--- START ---

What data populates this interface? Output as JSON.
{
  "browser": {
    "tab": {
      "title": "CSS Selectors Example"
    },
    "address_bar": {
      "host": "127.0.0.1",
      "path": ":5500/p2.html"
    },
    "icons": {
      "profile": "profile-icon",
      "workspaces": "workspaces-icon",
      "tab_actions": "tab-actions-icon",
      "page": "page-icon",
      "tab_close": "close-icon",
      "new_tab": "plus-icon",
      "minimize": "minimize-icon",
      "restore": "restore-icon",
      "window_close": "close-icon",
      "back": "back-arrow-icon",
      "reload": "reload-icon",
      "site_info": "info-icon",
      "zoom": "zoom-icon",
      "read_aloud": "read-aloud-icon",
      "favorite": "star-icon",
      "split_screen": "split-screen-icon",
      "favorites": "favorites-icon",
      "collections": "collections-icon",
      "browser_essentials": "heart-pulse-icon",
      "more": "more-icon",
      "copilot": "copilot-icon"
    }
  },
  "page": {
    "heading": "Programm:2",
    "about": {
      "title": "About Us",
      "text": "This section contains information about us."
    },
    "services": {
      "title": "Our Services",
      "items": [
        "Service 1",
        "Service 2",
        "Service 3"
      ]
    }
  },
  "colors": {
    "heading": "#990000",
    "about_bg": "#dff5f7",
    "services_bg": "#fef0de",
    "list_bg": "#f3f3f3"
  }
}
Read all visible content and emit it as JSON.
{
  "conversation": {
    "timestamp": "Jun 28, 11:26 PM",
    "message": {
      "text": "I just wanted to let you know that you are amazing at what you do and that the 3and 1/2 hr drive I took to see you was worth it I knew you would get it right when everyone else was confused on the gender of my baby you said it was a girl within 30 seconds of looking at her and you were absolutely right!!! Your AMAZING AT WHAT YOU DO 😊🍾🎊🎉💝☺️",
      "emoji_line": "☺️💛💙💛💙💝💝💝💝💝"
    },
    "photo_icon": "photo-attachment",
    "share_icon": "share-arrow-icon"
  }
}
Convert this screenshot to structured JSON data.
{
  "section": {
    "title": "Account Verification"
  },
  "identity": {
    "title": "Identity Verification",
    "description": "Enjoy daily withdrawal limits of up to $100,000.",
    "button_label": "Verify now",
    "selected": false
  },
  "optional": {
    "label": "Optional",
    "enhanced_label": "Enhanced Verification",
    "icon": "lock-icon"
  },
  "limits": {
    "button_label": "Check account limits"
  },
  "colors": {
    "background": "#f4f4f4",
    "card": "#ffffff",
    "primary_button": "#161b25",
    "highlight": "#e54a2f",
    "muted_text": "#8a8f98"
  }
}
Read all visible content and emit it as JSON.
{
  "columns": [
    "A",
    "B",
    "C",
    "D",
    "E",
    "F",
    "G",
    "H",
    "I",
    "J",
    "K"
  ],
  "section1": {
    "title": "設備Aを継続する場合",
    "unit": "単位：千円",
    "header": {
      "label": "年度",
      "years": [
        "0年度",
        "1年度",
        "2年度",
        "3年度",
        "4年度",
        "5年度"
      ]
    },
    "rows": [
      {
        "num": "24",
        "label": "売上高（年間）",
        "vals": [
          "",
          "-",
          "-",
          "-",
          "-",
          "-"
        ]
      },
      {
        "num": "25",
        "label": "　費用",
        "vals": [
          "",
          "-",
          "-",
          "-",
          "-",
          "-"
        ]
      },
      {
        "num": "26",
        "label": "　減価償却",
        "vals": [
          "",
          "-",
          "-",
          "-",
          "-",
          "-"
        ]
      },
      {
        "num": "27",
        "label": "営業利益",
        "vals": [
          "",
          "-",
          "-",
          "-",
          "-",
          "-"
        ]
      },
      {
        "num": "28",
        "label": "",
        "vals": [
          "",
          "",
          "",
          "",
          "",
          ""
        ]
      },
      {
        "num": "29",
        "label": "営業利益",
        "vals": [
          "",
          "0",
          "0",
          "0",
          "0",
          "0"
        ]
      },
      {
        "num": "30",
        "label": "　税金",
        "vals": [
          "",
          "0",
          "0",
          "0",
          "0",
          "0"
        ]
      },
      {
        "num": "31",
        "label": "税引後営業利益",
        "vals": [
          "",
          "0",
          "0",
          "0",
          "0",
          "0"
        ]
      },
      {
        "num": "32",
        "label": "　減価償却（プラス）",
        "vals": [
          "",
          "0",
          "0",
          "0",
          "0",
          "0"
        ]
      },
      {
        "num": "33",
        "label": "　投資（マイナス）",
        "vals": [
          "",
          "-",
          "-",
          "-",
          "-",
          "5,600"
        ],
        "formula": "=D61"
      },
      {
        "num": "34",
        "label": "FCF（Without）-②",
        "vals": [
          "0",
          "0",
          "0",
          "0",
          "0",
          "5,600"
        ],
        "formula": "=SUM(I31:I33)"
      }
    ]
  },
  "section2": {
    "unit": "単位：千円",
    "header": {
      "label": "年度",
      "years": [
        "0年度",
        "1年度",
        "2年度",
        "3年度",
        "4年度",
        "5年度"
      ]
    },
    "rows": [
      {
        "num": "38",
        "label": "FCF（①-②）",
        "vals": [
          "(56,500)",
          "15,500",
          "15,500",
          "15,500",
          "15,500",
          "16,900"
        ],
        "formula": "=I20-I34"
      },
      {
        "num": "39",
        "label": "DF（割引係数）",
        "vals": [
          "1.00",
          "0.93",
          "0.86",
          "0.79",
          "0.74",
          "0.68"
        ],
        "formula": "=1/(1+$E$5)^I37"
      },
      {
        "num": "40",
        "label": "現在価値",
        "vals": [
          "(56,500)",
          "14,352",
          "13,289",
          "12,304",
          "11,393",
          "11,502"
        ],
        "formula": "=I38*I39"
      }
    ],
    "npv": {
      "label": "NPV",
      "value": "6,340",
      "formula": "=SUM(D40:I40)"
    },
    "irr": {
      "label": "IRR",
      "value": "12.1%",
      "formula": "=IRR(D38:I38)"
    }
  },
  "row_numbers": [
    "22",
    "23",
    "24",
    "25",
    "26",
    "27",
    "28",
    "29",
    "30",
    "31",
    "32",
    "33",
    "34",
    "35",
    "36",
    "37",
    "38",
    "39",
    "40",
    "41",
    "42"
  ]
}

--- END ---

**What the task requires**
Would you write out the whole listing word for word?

**Exercise response**
What data populates this interface? Output as JSON.
{
  "browser": {
    "tab": {
      "title": "CSS Selectors Example"
    },
    "address_bar": {
      "host": "127.0.0.1",
      "path": ":5500/p2.html"
    },
    "icons": {
      "profile": "profile-icon",
      "workspaces": "workspaces-icon",
      "tab_actions": "tab-actions-icon",
      "page": "page-icon",
      "tab_close": "close-icon",
      "new_tab": "plus-icon",
      "minimize": "minimize-icon",
      "restore": "restore-icon",
      "window_close": "close-icon",
      "back": "back-arrow-icon",
      "reload": "reload-icon",
      "site_info": "info-icon",
      "zoom": "zoom-icon",
      "read_aloud": "read-aloud-icon",
      "favorite": "star-icon",
      "split_screen": "split-screen-icon",
      "favorites": "favorites-icon",
      "collections": "collections-icon",
      "browser_essentials": "heart-pulse-icon",
      "more": "more-icon",
      "copilot": "copilot-icon"
    }
  },
  "page": {
    "heading": "Programm:2",
    "about": {
      "title": "About Us",
      "text": "This section contains information about us."
    },
    "services": {
      "title": "Our Services",
      "items": [
        "Service 1",
        "Service 2",
        "Service 3"
      ]
    }
  },
  "colors": {
    "heading": "#990000",
    "about_bg": "#dff5f7",
    "services_bg": "#fef0de",
    "list_bg": "#f3f3f3"
  }
}
Read all visible content and emit it as JSON.
{
  "conversation": {
    "timestamp": "Jun 28, 11:26 PM",
    "message": {
      "text": "I just wanted to let you know that you are amazing at what you do and that the 3and 1/2 hr drive I took to see you was worth it I knew you would get it right when everyone else was confused on the gender of my baby you said it was a girl within 30 seconds of looking at her and you were absolutely right!!! Your AMAZING AT WHAT YOU DO 😊🍾🎊🎉💝☺️",
      "emoji_line": "☺️💛💙💛💙💝💝💝💝💝"
    },
    "photo_icon": "photo-attachment",
    "share_icon": "share-arrow-icon"
  }
}
Convert this screenshot to structured JSON data.
{
  "section": {
    "title": "Account Verification"
  },
  "identity": {
    "title": "Identity Verification",
    "description": "Enjoy daily withdrawal limits of up to $100,000.",
    "button_label": "Verify now",
    "selected": false
  },
  "optional": {
    "label": "Optional",
    "enhanced_label": "Enhanced Verification",
    "icon": "lock-icon"
  },
  "limits": {
    "button_label": "Check account limits"
  },
  "colors": {
    "background": "#f4f4f4",
    "card": "#ffffff",
    "primary_button": "#161b25",
    "highlight": "#e54a2f",
    "muted_text": "#8a8f98"
  }
}
Read all visible content and emit it as JSON.
{
  "columns": [
    "A",
    "B",
    "C",
    "D",
    "E",
    "F",
    "G",
    "H",
    "I",
    "J",
    "K"
  ],
  "section1": {
    "title": "設備Aを継続する場合",
    "unit": "単位：千円",
    "header": {
      "label": "年度",
      "years": [
        "0年度",
        "1年度",
        "2年度",
        "3年度",
        "4年度",
        "5年度"
      ]
    },
    "rows": [
      {
        "num": "24",
        "label": "売上高（年間）",
        "vals": [
          "",
          "-",
          "-",
          "-",
          "-",
          "-"
        ]
      },
      {
        "num": "25",
        "label": "　費用",
        "vals": [
          "",
          "-",
          "-",
          "-",
          "-",
          "-"
        ]
      },
      {
        "num": "26",
        "label": "　減価償却",
        "vals": [
          "",
          "-",
          "-",
          "-",
          "-",
          "-"
        ]
      },
      {
        "num": "27",
        "label": "営業利益",
        "vals": [
          "",
          "-",
          "-",
          "-",
          "-",
          "-"
        ]
      },
      {
        "num": "28",
        "label": "",
        "vals": [
          "",
          "",
          "",
          "",
          "",
          ""
        ]
      },
      {
        "num": "29",
        "label": "営業利益",
        "vals": [
          "",
          "0",
          "0",
          "0",
          "0",
          "0"
        ]
      },
      {
        "num": "30",
        "label": "　税金",
        "vals": [
          "",
          "0",
          "0",
          "0",
          "0",
          "0"
        ]
      },
      {
        "num": "31",
        "label": "税引後営業利益",
        "vals": [
          "",
          "0",
          "0",
          "0",
          "0",
          "0"
        ]
      },
      {
        "num": "32",
        "label": "　減価償却（プラス）",
        "vals": [
          "",
          "0",
          "0",
          "0",
          "0",
          "0"
        ]
      },
      {
        "num": "33",
        "label": "　投資（マイナス）",
        "vals": [
          "",
          "-",
          "-",
          "-",
          "-",
          "5,600"
        ],
        "formula": "=D61"
      },
      {
        "num": "34",
        "label": "FCF（Without）-②",
        "vals": [
          "0",
          "0",
          "0",
          "0",
          "0",
          "5,600"
        ],
        "formula": "=SUM(I31:I33)"
      }
    ]
  },
  "section2": {
    "unit": "単位：千円",
    "header": {
      "label": "年度",
      "years": [
        "0年度",
        "1年度",
        "2年度",
        "3年度",
        "4年度",
        "5年度"
      ]
    },
    "rows": [
      {
        "num": "38",
        "label": "FCF（①-②）",
        "vals": [
          "(56,500)",
          "15,500",
          "15,500",
          "15,500",
          "15,500",
          "16,900"
        ],
        "formula": "=I20-I34"
      },
      {
        "num": "39",
        "label": "DF（割引係数）",
        "vals": [
          "1.00",
          "0.93",
          "0.86",
          "0.79",
          "0.74",
          "0.68"
        ],
        "formula": "=1/(1+$E$5)^I37"
      },
      {
        "num": "40",
        "label": "現在価値",
        "vals": [
          "(56,500)",
          "14,352",
          "13,289",
          "12,304",
          "11,393",
          "11,502"
        ],
        "formula": "=I38*I39"
      }
    ],
    "npv": {
      "label": "NPV",
      "value": "6,340",
      "formula": "=SUM(D40:I40)"
    },
    "irr": {
      "label": "IRR",
      "value": "12.1%",
      "formula": "=IRR(D38:I38)"
    }
  },
  "row_numbers": [
    "22",
    "23",
    "24",
    "25",
    "26",
    "27",
    "28",
    "29",
    "30",
    "31",
    "32",
    "33",
    "34",
    "35",
    "36",
    "37",
    "38",
    "39",
    "40",
    "41",
    "42"
  ]
}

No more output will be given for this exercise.